Entries from a dataset of interfaces:
··········
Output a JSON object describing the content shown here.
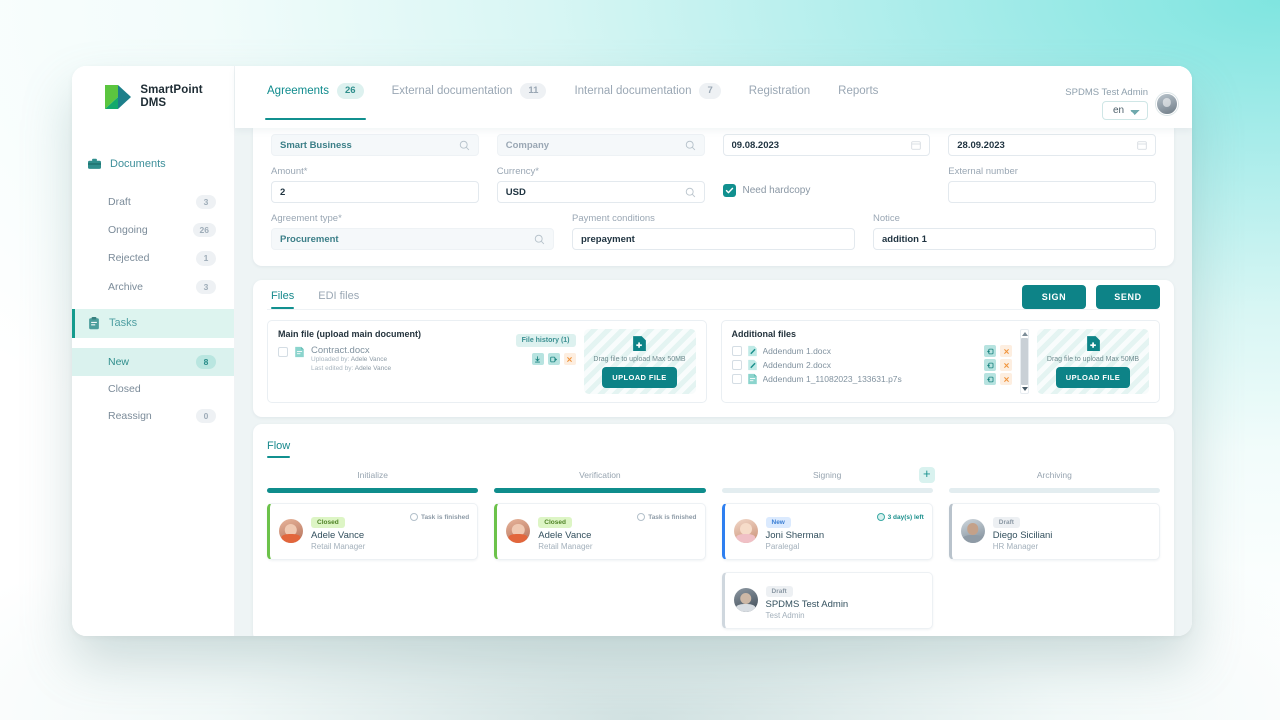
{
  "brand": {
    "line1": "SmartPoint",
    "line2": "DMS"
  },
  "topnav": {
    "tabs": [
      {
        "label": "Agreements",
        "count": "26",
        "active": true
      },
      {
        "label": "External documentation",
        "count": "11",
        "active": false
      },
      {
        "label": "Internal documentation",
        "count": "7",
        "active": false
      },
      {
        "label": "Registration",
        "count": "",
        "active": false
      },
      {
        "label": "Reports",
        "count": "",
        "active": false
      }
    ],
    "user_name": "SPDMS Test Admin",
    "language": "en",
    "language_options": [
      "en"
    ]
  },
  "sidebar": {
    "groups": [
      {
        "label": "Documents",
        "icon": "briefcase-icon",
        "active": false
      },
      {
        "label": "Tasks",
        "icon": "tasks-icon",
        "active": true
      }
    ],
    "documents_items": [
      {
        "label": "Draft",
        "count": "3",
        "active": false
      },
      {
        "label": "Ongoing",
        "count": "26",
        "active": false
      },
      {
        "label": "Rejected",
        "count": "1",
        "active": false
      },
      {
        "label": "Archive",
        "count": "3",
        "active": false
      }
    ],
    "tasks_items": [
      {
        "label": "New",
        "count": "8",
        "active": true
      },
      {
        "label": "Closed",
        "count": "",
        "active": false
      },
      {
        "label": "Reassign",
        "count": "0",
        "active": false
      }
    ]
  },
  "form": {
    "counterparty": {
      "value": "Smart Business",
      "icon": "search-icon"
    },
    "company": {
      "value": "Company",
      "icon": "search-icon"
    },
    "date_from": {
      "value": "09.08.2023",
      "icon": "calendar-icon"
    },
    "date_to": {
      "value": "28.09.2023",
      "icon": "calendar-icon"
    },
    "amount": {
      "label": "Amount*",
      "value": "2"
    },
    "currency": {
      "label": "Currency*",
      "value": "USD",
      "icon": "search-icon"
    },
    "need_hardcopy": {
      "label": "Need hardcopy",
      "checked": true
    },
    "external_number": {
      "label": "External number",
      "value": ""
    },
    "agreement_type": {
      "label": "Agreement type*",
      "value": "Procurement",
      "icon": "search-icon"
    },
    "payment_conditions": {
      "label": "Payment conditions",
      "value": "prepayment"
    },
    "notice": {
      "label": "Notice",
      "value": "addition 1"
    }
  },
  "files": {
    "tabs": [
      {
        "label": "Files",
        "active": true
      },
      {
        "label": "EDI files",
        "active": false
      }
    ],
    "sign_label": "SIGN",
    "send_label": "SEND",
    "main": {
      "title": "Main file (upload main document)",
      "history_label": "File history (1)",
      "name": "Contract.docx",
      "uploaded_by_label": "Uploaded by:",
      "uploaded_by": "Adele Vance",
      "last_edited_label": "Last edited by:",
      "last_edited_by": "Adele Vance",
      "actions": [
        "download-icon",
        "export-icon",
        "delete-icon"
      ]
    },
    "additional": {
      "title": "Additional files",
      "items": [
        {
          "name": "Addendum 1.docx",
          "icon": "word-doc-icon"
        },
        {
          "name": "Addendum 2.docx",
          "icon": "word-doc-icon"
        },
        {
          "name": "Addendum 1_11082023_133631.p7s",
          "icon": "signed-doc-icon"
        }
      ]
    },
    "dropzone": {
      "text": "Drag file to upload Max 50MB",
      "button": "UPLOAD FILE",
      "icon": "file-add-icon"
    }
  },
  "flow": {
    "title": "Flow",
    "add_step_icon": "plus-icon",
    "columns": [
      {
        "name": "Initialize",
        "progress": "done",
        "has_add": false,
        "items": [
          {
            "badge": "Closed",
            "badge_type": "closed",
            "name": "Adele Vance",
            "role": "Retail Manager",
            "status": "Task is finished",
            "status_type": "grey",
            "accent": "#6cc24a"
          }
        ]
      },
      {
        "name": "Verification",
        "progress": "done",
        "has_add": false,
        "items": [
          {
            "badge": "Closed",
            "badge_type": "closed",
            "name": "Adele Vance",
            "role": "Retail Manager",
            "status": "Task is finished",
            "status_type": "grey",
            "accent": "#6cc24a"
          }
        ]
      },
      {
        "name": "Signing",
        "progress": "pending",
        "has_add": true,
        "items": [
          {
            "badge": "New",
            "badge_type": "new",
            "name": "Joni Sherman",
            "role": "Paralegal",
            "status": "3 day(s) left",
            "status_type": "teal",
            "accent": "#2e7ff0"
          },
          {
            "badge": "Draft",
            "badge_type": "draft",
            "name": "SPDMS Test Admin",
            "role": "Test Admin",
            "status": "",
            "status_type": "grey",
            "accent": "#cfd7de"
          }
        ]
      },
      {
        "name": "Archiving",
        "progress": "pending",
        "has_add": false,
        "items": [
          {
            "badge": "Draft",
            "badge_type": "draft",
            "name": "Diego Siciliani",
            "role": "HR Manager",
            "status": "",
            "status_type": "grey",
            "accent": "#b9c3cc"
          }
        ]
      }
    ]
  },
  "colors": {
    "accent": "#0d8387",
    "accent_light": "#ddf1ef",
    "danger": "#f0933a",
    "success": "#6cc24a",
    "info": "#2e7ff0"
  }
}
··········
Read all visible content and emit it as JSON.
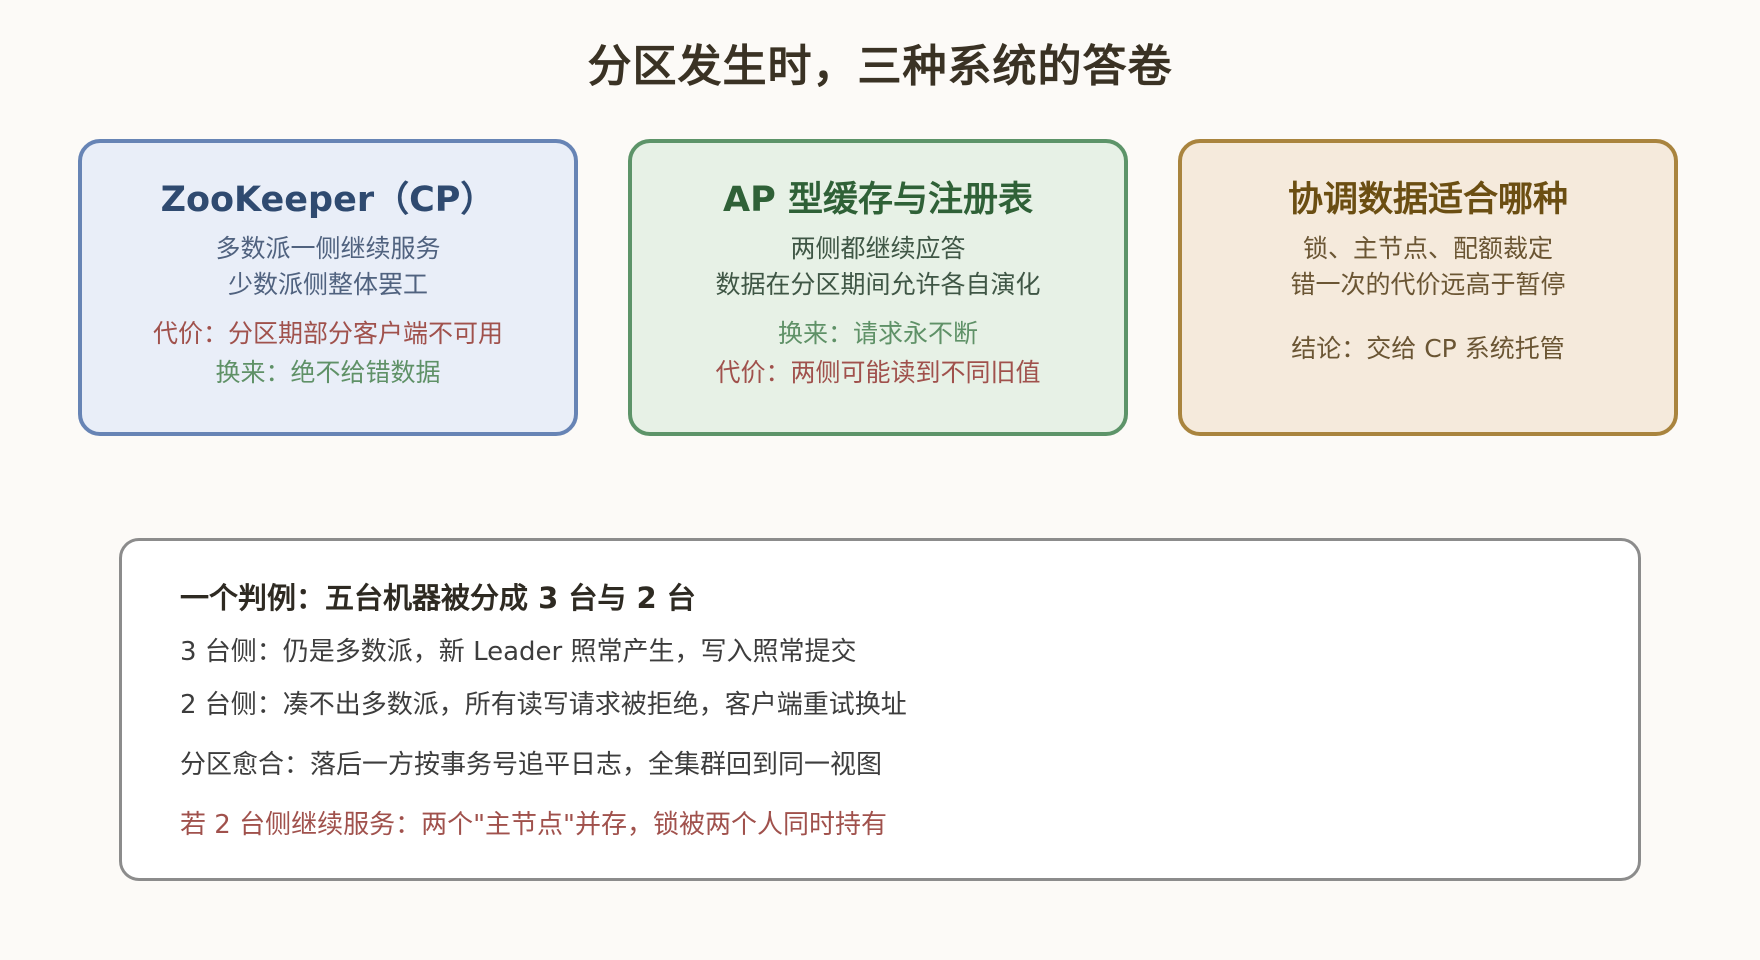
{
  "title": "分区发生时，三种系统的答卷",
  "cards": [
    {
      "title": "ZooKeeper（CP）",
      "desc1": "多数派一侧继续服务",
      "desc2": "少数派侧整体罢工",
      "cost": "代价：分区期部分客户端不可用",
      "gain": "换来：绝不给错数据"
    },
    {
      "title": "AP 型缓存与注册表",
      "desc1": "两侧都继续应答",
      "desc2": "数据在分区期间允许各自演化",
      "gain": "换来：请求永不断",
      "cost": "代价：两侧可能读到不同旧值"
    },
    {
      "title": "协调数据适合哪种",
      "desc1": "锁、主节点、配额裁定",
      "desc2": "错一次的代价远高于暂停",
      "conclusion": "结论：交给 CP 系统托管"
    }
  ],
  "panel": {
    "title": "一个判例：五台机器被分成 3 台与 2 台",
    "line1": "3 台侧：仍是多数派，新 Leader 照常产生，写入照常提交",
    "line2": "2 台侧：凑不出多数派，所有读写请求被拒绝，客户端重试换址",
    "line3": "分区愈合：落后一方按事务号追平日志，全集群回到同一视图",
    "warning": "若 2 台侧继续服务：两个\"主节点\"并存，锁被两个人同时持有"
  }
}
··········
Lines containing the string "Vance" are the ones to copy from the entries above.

» TASK RESULT
      "uploaded_by": "Adele Vance",
      "last_edited_by": "Adele Vance",
            "name": "Adele Vance",
            "name": "Adele Vance",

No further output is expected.